The youngest children (bottom third) in fourth grade are 50 percent more likely to be prescribed stimulants for attention-deficit hyperactivity disorder (ADHD) by seventh grade than the oldest kids in the class, according to a new study.
These younger students were also almost twice as likely to score low on math and language arts standardized tests.
“Birthday cutoffs for school entry necessarily lead to an age span of at least 12 months within a classroom,” said the authors.
“At age 5, this span accounts for 20 percent of the child’s age and presents a difference in maturity and performance between the youngest and the oldest child in class.”
Researchers from the Mount Sinai School of Medicine reached this conclusion from a population-based study of children in Iceland.
Since the gap seems to persist through age 14 in the study, “this should be taken into account when evaluating children’s performance and behavior in school to prevent unnecessary stimulant treatment,” to make sure kids aren’t getting a lifelong label simply because of immaturity compared to older peers, said the researchers.
Given controversy on the subject, the researchers used national databases from Iceland to gather information on standardized test results and psychotropic drug prescriptions among all 11,785 children tested at age 9 to 12 there.
The youngest children in fourth grade, born in September to December, came in 10 percentiles lower on average on standardized tests in both math and language arts compared to the oldest third, born in January to April.
By seventh grade, the difference was smaller but still significant.
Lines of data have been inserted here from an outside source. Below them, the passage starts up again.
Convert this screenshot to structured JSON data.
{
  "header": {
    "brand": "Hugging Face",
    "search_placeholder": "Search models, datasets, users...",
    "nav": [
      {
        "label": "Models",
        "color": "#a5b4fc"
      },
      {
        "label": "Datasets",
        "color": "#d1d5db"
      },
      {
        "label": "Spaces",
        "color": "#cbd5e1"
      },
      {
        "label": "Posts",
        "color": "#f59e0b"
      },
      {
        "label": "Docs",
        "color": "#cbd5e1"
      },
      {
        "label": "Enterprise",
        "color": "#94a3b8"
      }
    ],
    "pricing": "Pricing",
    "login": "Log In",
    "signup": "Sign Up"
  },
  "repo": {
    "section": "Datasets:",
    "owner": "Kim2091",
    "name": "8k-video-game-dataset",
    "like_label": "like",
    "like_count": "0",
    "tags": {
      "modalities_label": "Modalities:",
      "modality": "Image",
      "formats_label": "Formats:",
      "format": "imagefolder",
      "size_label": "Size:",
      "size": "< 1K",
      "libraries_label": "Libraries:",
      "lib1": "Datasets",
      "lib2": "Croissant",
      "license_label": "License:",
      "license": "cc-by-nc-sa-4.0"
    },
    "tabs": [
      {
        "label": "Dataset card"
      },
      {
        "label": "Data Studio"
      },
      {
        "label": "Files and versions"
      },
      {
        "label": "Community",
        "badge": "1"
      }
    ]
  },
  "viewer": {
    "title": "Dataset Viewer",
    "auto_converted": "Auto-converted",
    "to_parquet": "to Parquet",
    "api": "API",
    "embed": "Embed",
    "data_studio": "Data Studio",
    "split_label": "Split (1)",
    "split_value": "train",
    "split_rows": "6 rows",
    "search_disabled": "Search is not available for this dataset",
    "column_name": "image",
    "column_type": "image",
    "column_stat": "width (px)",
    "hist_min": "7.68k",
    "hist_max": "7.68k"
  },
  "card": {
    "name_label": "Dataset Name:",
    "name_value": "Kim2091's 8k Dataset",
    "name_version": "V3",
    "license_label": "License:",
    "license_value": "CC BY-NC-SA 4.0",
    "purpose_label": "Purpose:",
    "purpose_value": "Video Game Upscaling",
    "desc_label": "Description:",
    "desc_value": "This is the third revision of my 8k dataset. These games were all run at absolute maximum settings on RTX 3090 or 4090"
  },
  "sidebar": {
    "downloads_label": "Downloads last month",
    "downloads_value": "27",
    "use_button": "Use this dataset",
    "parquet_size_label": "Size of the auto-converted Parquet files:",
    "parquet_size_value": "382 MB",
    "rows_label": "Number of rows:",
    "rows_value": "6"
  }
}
Averages were seven percentiles lower for the youngest third versus the oldest third in both areas.
Prescriptions of stimulant medication for ADHD as a measure of behavioral difficulties were highest in the youngest children. The rates increased from 5.3 percent in the oldest third to 5.6 percent in the middle group born in May to August to 8 percent for the youngest third.
Both standardized test scores and ADHD prescriptions showed significant signs of age separation for girls as well as boys.
The researchers cautioned that these measures may only partially predict long-term academic and psychiatric outcomes. They also couldn’t rule out possible undertreatment of ADHD in the oldest children as the problem rather than overtreatment in the youngest.
However, parents might want to consider these findings in deciding when to start their children in school, suggest the researchers.